Counterproofs of drawings are made by dampening a sheet of blank paper and placing it against a chalk or crayon drawing (which might also be moistened) and rubbing, or, ideally, running it through a press, so that the chalk will transfer to the blank page. A mirror image of the original is created this way. Counterproofs are also known as offsets. In the example illustrated below, Nicolaes Pietersz. Berchem (1622 – 1683) created the drawing (right) and counterproof (left) on the same sheet. More commonly, a drawing and its counterproof would be on two different sheets of paper. The counterproof would have aided Berchem in his preparation of the etching plate. Berchem’s 1652 etching, for which the drawing and counterproof were used, is also illustrated below.
Counterproofs are mostly used by artists involved in printmaking. Counterproofs of prints must be made immediately after the print is taken off the press, while the ink is still wet. Counterproofs of drawings can be taken decades and hundreds of years later–as was the case in the 18th century when counterproofs were made of earlier drawings, even 16th century drawings. At least some of these counterproofs were meant to deceive and were sold as original drawings. Others would have been innocently made–with the thinking that having two great images is better than having just one. The trouble is that drawings are weakened through the process of counterproofing–chalk dust is transferred away from the drawing to the counterproof. The 18th century artists Jean-Honoré Fragonard (1732 – 1806) and Hubert Robert (1733 – 1808) often made counterproofs of their own drawings and would then rework the counterproof and, sometimes, the original. Collectors far prefer an original to a counterproof, even a reworked counterproof.
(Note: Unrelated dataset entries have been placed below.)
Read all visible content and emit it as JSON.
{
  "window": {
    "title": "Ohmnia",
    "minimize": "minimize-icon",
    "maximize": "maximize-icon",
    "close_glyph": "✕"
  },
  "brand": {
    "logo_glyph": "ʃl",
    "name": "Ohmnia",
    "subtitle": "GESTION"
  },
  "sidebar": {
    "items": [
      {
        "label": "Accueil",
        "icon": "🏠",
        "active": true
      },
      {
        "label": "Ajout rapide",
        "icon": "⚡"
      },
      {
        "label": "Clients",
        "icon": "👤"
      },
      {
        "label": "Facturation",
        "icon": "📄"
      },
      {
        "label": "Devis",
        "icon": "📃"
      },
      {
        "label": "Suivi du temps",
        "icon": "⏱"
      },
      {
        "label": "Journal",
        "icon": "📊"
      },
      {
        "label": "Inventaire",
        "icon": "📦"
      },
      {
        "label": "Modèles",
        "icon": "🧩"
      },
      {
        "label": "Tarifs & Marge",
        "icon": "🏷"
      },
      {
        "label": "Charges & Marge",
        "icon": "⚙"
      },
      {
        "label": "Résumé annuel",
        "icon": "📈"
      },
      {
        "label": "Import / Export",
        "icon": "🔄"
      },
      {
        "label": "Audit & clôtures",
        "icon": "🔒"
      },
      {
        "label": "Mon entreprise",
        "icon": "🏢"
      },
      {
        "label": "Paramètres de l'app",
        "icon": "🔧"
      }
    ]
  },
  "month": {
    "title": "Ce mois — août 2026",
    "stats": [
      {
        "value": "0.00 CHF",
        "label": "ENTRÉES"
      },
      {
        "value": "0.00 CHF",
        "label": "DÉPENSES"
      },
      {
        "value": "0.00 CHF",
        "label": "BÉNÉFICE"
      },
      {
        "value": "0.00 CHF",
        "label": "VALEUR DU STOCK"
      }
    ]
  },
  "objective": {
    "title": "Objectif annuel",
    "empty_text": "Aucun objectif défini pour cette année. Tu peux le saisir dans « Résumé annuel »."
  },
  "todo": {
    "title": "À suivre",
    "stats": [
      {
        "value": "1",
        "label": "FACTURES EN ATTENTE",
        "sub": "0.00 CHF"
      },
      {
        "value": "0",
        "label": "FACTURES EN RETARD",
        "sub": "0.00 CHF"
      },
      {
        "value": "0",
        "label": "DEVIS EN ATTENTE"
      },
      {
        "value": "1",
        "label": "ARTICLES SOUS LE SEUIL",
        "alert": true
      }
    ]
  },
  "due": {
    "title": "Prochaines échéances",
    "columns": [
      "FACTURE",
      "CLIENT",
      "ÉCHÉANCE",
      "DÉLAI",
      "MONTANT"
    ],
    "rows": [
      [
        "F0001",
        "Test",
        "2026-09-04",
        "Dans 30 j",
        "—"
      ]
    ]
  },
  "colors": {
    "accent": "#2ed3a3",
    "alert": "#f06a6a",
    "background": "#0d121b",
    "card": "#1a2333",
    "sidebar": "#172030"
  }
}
Evenness of tone, faintness, hatching direction, backwards lettering, and creased paper are telltale signs of counterproofs. The greatest proof is seeing the stronger original in the opposite direction.